Broadersheet is a £2.39 app from a UK startup that’s almost comparable to what TiVo used to do for TV viewers. It aims to learn your preferences, and serve up stories from its list of hundreds of sources accordingly. That means the topics you’re interested in and the sources that you trust.
It works partly through manual setup – you tell it which sources you initially want and tap in topics you’re interested in. But once it’s feeding you news, you can mark stories that you like or want binned to help it fine-tune your profile. Sharing features are coming in a future update.
The idea of a personalised news feed that evolves over time is great, although the risk is of missing out on stories that might not fit your profile, but that you might want to read nonetheless. The wild card element is still important.
Broadersheet’s approach is based entirely on your profile, rather than on what news is hot or not in the wider world. However, that’s where ZenNews comes in. Developed by Zensify, this free app’s App Store blurb talks about “intelligent news analysis” and “Smart Analytics algorithms”. Eh? Basically, it aggregates news from a bunch of sources, including newspapers and broadcasters, but cross-references that against TweetMeme’s directory of what stories people are most linking to on Twitter.

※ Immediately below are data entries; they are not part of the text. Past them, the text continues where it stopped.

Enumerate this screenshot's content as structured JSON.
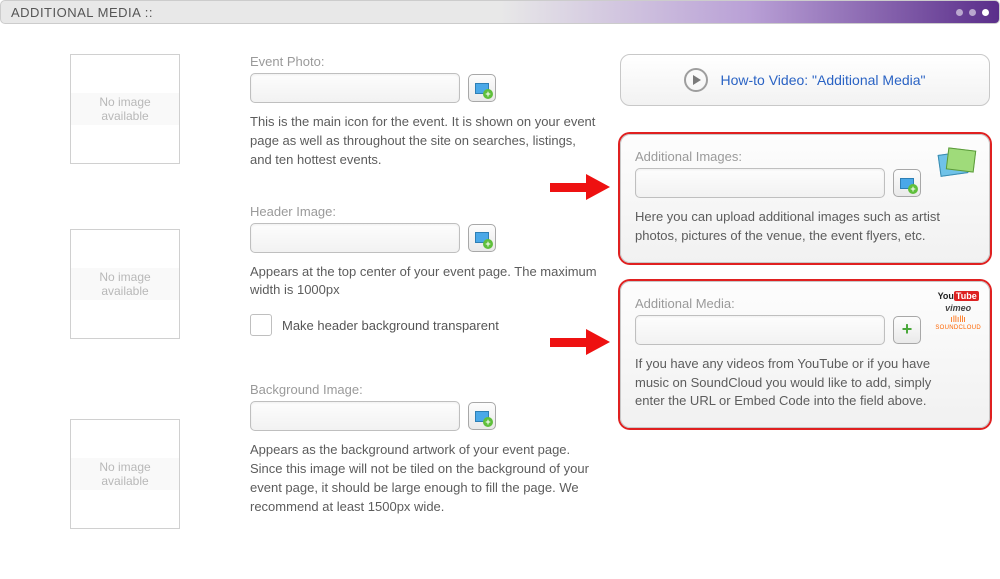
{
  "header": {
    "title": "ADDITIONAL MEDIA ::"
  },
  "thumb": {
    "no_image": "No image available"
  },
  "event_photo": {
    "label": "Event Photo:",
    "help": "This is the main icon for the event. It is shown on your event page as well as throughout the site on searches, listings, and ten hottest events."
  },
  "header_image": {
    "label": "Header Image:",
    "help": "Appears at the top center of your event page. The maximum width is 1000px",
    "checkbox_label": "Make header background transparent"
  },
  "background_image": {
    "label": "Background Image:",
    "help": "Appears as the background artwork of your event page. Since this image will not be tiled on the background of your event page, it should be large enough to fill the page. We recommend at least 1500px wide."
  },
  "howto": {
    "text": "How-to Video: \"Additional Media\""
  },
  "additional_images": {
    "label": "Additional Images:",
    "help": "Here you can upload additional images such as artist photos, pictures of the venue, the event flyers, etc."
  },
  "additional_media": {
    "label": "Additional Media:",
    "help": "If you have any videos from YouTube or if you have music on SoundCloud you would like to add, simply enter the URL or Embed Code into the field above."
  },
  "logos": {
    "youtube_a": "You",
    "youtube_b": "Tube",
    "vimeo": "vimeo",
    "soundcloud": "SOUNDCLOUD"
  }
}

In other words, ZenNews figures out what stories are hot right now. Then it presents them as a tag cloud of key terms – at the time of writing, the biggest tag is ‘balloon’ thanks to that pesky US kid, but others include ‘pakistan’, ‘google’, ‘protests’ and, ahem, ‘death’.
ZenNews’ swipey interface lets you check tag clouds from different news sources, and you can switch to a list view whenever you want for easier reference. It’s very slick. You can download ZenNews here and Broadersheet here.
Both apps are intriguing attempts to shake up the way news is delivered. The ideal would be a mash-up of both — an app that knows your preferences but filters in what’s hot in the wider world too. Maybe even with the ability to see what your friends are most linking to on Twitter and Facebook.